There are often stories in the press about people, including youngsters, abusing animals.

I read recently about the prosecution of a 16-year-old boy who horrendously abused a kitten.

Gratuitous cruelty towards animals is only the tip of the iceberg; these crimes are more prevalent than people may realise.

They are committed by children and adults. As a volunteer involved in wildlife rescue, I regularly find animals with air rifle and stoning injuries. One alarming incident saw me challenge a man who was teaching his young son to fire a catapult at seagulls floating under the Palace Pier with the obvious intent of hitting one.

I am not suggesting everyone who abuses animals is going to become a serial killer or rapist, but research shows animal abuse is not an isolated form of violence.

Rather, it indicates a violent nature. Those who engage in it are likely to harm people as well.

It has been suggested that abusing an animal is a way for a human to find power, joy and fulfilment through the torture of a victim they know cannot defend itself.

This is a precursor to the abuse of vulnerable humans such as children, the elderly and the disabled. Statistics show that in 80% of all child abuse cases, there is also a history of animal abuse.

The NSPCC has produced a leaflet for professionals on the links between abuse of animals, children and domestic violence, so it would seem it takes this possible link very seriously.

Acts of animal cruelty are a warning sign, not of the inevitable but of the possible.

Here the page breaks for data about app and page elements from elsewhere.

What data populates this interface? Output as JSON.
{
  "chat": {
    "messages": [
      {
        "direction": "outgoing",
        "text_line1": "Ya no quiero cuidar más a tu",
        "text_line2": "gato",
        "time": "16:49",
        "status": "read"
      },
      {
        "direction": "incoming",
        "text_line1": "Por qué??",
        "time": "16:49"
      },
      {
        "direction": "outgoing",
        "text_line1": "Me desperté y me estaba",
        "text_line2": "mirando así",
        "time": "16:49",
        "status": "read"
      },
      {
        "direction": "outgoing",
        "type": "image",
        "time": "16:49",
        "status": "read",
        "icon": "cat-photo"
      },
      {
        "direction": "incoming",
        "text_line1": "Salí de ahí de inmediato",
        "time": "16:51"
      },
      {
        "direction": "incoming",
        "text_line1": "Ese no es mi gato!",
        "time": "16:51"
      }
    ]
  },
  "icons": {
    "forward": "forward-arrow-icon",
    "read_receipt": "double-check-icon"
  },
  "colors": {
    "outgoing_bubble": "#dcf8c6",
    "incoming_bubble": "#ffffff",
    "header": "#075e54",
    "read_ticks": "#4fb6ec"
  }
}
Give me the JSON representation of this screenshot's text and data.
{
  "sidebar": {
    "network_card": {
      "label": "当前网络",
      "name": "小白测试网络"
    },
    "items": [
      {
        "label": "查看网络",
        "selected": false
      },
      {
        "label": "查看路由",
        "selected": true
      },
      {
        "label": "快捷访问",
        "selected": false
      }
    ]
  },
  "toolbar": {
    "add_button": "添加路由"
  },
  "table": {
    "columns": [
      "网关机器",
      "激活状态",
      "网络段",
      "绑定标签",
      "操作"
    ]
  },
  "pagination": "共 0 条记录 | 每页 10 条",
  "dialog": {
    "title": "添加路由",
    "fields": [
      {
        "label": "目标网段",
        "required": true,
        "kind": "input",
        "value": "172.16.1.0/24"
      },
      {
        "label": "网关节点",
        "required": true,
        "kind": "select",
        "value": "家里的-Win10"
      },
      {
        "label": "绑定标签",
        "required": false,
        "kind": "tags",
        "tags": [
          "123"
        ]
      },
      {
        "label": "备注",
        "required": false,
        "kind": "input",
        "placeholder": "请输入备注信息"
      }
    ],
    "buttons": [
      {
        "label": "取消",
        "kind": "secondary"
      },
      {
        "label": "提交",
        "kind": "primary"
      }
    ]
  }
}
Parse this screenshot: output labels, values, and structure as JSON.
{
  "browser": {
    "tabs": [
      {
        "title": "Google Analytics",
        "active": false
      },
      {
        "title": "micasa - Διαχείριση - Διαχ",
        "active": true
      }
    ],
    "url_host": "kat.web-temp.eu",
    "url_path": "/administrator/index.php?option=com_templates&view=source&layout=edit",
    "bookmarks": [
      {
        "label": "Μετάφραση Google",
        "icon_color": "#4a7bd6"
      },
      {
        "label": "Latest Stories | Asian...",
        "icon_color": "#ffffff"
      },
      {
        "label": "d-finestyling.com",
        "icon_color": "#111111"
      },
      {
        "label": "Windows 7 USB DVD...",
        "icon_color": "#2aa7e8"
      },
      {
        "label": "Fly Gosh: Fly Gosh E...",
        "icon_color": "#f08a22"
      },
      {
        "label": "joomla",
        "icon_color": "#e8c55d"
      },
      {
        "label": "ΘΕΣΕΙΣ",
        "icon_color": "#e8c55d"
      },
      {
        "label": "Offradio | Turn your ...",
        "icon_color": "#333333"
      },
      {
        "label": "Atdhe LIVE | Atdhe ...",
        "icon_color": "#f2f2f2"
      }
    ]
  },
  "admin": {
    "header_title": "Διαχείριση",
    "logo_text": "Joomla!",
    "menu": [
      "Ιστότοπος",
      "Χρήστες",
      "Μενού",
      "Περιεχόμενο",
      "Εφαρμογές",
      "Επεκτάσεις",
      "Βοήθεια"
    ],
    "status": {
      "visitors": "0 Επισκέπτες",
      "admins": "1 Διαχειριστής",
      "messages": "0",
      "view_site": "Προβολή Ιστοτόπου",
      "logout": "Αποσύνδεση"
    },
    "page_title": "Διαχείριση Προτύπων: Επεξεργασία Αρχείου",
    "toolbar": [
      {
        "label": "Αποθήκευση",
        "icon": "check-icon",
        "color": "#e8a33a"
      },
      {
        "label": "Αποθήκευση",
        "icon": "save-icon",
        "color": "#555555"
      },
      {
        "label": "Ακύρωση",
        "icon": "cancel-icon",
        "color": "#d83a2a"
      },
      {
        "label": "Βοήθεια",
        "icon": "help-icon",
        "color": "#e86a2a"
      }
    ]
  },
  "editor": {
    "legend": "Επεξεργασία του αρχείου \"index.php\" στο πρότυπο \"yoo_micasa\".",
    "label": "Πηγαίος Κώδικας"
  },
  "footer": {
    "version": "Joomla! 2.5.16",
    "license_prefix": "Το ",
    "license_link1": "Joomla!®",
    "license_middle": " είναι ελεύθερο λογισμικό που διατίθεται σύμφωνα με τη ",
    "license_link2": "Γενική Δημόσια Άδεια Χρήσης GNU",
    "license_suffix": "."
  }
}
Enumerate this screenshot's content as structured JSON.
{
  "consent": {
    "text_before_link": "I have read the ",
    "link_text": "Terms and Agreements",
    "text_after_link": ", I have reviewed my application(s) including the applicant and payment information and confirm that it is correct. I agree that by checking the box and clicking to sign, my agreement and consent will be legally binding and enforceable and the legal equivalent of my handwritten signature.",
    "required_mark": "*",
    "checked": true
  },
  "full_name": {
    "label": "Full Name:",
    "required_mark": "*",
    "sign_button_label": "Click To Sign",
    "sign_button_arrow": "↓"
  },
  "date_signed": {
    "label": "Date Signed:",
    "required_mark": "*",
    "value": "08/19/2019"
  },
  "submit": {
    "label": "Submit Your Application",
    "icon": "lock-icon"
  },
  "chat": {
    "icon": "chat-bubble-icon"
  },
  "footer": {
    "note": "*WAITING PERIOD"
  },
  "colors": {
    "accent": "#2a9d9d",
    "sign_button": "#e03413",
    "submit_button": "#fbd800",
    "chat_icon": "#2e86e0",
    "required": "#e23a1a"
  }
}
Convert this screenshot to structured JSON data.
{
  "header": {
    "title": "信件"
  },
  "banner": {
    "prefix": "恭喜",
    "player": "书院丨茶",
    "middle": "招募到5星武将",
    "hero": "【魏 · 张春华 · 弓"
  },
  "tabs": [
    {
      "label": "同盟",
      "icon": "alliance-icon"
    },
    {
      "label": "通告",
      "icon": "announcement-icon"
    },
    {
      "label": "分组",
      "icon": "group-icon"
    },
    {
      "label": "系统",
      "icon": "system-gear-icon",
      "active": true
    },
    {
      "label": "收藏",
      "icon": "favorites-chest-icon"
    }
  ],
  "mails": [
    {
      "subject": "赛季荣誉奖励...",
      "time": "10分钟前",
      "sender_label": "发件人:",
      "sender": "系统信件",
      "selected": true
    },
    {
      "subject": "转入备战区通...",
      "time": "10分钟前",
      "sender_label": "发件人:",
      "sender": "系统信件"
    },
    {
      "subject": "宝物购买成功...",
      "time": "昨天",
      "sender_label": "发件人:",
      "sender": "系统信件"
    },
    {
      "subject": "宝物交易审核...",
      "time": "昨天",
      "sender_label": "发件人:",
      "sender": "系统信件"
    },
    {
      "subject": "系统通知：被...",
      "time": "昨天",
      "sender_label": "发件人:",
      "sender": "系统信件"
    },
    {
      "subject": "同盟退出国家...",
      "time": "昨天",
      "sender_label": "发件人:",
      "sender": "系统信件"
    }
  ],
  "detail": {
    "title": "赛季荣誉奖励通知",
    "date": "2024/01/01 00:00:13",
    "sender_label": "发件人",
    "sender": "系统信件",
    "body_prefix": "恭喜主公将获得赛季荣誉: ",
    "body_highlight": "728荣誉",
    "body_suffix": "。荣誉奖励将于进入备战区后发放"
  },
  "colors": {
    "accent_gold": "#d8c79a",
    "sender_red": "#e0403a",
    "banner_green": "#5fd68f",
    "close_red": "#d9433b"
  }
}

By reporting or responding to any incident committed by a child or an adult you may help to prevent the present and future suffering of both animals and humans.

Certain animals are often demonised and vilified, particularly herring gulls, pigeons and foxes.

This can be seen by those with a predisposition to cruelty as an incitement, a green-light condoning their actions.

As far as I’m concerned, this is as bad as throwing the stone or firing the gun. Animal abuse knows no social boundaries – it could be committed by the person living next to you or by the child sat next to yours at school.

In my work with wildlife, I have met some amazing children who have found an injured creature, called for help and shown great compassion and respect.

If society teaches children that the suffering of animals does matter, with adults as role models, this world would be a better place.

Shirley Waite, Lorna Road, Hove